Death of Saint Joseph Calasanz, priest, religious founder and educator. For more on this Spanish saint see LITURGY OF THE SAINTS
Historical Events in Church Annals for August 26th:
Death of Pope Saint Zephyrinus, 15th successor of Peter. He ruled for 18 years and decreed that young people of 14 years and over should receive Holy Communion at Easter and introduced the use of the paten and of chalices of cut glass. His pontificate was characterized by bitter theological struggles for he was the Pope who excommunicated the historian Tertullian. Though he was not violently killed in the manner many Christians were, he is considered a martyr because of the great suffering he underwent.
Death of Saint Moses the Black, Ethiopian slave who was converted by monks and ordained a priest, becoming one of the most sought after spiritual directors among the desert fathers.
Muslim pirates land at the mouth of the Tiber and sack Rome, pillaging and plundering the venerable St. Peter's Basilica as well as St. Paul's-Outside-the-Walls during the last days of Pope Sergius II.
Saint Joan of Arc, commissioned by King Charles VII enters Paris to win back the beseiged city from the English. She would ultimately fail and be captured a year later.
Pope Alexander IV commissions the Italian master Michelangelo to fashion the famous sculpture of the Blessed Mother cradling her Divine Son Jesus after He had been taken down from the cross. This masterpiece is forever called the "Pieta" and is on display in the back, right side of St. Peter's Basilica in Rome today.
Agnes Gonxha Bojaxhiu is born in Skopje, Macedonia. She would go on to join the Sisters of Loretto out of Ireland, be assigned to Calcutta and found her own Order - the Missionaries of Charity dedicated to assisting the lowliest of lowlies. This famous woman was, of course, Mother Teresa and she would become one of the most well-known and beloved religious of all time whose passing on September 5, 1997 was greatly mourned by the entire world.

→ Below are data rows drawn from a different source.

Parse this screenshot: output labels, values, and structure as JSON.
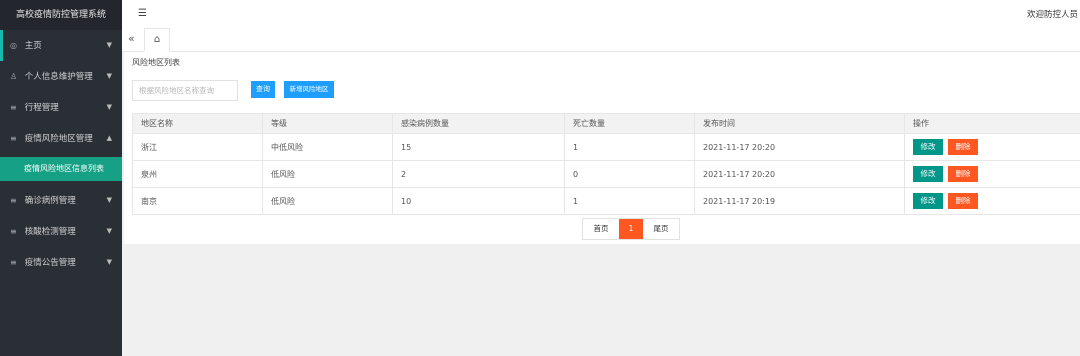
{
  "app": {
    "title": "高校疫情防控管理系统"
  },
  "header": {
    "menu_toggle_glyph": "☰",
    "welcome": "欢迎防控人员"
  },
  "tabs": {
    "prev_glyph": "«",
    "home_glyph": "⌂"
  },
  "sidebar": {
    "items": [
      {
        "label": "主页",
        "icon": "dashboard-icon",
        "glyph": "◎",
        "arrow": "▼"
      },
      {
        "label": "个人信息维护管理",
        "icon": "user-icon",
        "glyph": "♙",
        "arrow": "▼"
      },
      {
        "label": "行程管理",
        "icon": "list-icon",
        "glyph": "≡",
        "arrow": "▼"
      },
      {
        "label": "疫情风险地区管理",
        "icon": "list-icon",
        "glyph": "≡",
        "arrow": "▲"
      },
      {
        "label": "确诊病例管理",
        "icon": "list-icon",
        "glyph": "≡",
        "arrow": "▼"
      },
      {
        "label": "核酸检测管理",
        "icon": "list-icon",
        "glyph": "≡",
        "arrow": "▼"
      },
      {
        "label": "疫情公告管理",
        "icon": "list-icon",
        "glyph": "≡",
        "arrow": "▼"
      }
    ],
    "subitem": {
      "label": "疫情风险地区信息列表"
    }
  },
  "main": {
    "title": "风险地区列表",
    "search": {
      "placeholder": "根据风险地区名称查询",
      "value": ""
    },
    "query_label": "查询",
    "add_label": "新增风险地区",
    "columns": [
      "地区名称",
      "等级",
      "感染病例数量",
      "死亡数量",
      "发布时间",
      "操作"
    ],
    "rows": [
      {
        "name": "浙江",
        "level": "中低风险",
        "infected": "15",
        "deaths": "1",
        "time": "2021-11-17 20:20"
      },
      {
        "name": "泉州",
        "level": "低风险",
        "infected": "2",
        "deaths": "0",
        "time": "2021-11-17 20:20"
      },
      {
        "name": "南京",
        "level": "低风险",
        "infected": "10",
        "deaths": "1",
        "time": "2021-11-17 20:19"
      }
    ],
    "edit_label": "修改",
    "delete_label": "删除",
    "pager": {
      "first": "首页",
      "current": "1",
      "last": "尾页"
    }
  },
  "colors": {
    "sidebar_bg": "#2a2f36",
    "accent_teal": "#009688",
    "primary_blue": "#1e9fff",
    "danger_orange": "#ff5722"
  }
}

Albino Luciani, Cardinal of Venice becomes the 263rd successor of Peter after he is elected on the third ballot on the first day of the conclave and takes the name honoring his two predecessors - Pope John Paul I. He would die on September 28th, 33 days later from a heart attack which many feel was induced by some sort of drug administered to him via a conspiracy. No one truly knows for sure since there was no autopsy but strong suspicion still exists and has been corraborated in David Yallop's revealing book In God's Name. The greatest reasons for substantiating this is because John Paul I had planned to clean up the Vatican Bank and demote several Curial figures who had virtually run things during the previous regime. John Paul I was known as the smiling Pope and declined to have a coronation ceremony.
August 23-26, 2001
volume 12, no. 145
TIME CAPSULES in Church History